_Exercise goal:_ Within the listing below, how many lines hold the string "this"? Only the number should be given.

_Dataset extract:_
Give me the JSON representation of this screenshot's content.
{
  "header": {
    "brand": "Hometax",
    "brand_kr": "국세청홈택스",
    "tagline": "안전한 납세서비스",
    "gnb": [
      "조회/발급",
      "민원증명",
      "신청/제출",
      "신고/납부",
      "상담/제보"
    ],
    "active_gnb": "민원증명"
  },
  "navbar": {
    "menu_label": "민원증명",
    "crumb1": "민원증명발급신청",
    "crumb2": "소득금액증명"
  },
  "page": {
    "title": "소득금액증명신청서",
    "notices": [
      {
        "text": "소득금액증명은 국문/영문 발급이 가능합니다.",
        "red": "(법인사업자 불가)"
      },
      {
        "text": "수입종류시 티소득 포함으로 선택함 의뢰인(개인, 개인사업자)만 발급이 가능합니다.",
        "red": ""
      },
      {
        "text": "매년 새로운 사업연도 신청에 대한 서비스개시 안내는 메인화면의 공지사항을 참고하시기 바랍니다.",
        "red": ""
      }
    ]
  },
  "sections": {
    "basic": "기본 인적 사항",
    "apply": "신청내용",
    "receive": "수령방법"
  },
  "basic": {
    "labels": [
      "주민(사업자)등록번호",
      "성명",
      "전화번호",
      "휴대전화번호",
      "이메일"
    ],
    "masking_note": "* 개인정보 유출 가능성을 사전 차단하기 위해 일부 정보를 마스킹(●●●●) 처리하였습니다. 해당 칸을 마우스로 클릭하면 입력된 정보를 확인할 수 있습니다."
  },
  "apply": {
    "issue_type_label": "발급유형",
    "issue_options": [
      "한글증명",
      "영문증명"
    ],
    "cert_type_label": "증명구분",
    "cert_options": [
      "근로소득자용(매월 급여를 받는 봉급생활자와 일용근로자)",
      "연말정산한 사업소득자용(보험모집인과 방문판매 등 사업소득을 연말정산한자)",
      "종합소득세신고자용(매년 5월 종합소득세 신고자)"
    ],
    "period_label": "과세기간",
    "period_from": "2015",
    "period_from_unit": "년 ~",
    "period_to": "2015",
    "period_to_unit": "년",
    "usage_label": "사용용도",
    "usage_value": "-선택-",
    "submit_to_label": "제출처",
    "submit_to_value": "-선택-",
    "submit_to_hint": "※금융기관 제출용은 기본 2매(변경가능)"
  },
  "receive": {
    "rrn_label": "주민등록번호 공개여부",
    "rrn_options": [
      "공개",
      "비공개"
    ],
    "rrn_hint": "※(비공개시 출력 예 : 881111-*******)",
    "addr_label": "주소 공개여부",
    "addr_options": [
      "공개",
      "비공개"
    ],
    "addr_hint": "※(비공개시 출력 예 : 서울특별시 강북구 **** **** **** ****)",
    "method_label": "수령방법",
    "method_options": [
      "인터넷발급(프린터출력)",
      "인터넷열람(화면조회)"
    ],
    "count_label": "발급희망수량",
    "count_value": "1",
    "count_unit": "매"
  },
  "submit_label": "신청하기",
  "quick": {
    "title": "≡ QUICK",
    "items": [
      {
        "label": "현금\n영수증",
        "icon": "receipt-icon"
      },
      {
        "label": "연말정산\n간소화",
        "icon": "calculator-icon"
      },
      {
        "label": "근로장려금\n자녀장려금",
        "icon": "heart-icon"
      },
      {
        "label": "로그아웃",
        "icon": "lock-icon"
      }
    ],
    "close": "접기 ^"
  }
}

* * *

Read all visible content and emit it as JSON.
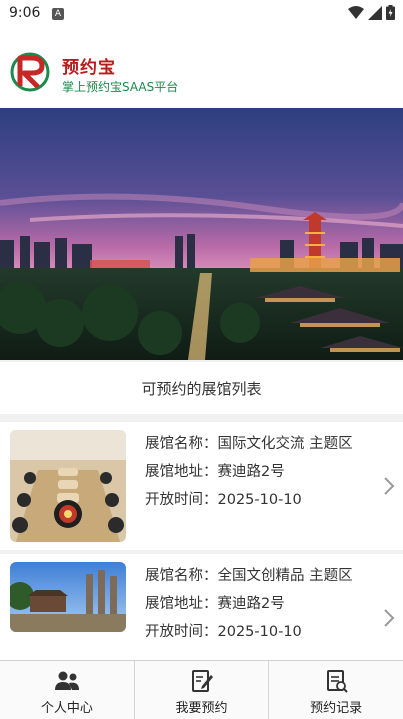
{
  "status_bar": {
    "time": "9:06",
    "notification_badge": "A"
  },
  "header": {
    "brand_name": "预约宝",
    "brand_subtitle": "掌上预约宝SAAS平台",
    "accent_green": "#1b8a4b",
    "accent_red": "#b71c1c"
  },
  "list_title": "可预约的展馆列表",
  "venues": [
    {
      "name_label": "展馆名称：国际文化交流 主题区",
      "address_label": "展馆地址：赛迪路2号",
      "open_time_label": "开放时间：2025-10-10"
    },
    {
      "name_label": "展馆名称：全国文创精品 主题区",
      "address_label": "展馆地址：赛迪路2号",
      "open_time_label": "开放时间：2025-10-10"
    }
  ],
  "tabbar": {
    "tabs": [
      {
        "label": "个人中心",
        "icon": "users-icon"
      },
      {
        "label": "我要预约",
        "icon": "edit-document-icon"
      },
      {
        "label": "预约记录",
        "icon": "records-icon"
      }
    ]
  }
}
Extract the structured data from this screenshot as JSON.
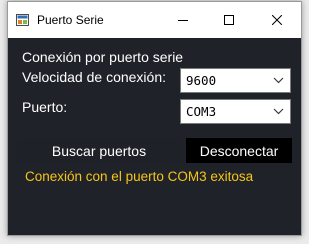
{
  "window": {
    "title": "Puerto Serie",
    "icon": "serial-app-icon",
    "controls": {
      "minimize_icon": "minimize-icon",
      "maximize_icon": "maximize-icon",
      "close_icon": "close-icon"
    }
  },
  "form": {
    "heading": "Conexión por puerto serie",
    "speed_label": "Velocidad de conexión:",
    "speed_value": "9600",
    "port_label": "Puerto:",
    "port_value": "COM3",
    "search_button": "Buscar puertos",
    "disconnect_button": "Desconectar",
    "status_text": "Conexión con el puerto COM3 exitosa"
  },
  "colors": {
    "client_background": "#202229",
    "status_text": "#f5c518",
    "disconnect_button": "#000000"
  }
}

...

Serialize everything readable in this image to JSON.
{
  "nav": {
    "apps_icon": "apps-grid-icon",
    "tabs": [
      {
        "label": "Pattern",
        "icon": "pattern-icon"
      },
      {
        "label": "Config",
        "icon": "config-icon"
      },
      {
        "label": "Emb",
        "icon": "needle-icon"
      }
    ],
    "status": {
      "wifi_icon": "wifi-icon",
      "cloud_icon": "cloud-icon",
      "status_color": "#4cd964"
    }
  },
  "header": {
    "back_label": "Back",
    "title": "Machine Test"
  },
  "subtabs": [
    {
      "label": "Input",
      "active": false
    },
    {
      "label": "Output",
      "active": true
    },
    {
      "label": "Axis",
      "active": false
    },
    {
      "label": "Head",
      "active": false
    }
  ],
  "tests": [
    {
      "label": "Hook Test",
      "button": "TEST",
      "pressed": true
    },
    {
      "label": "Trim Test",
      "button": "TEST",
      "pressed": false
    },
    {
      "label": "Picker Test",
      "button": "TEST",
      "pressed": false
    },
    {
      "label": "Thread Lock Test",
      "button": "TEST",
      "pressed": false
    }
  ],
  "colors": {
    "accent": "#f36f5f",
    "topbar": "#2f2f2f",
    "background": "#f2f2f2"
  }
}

_Written response:_ 3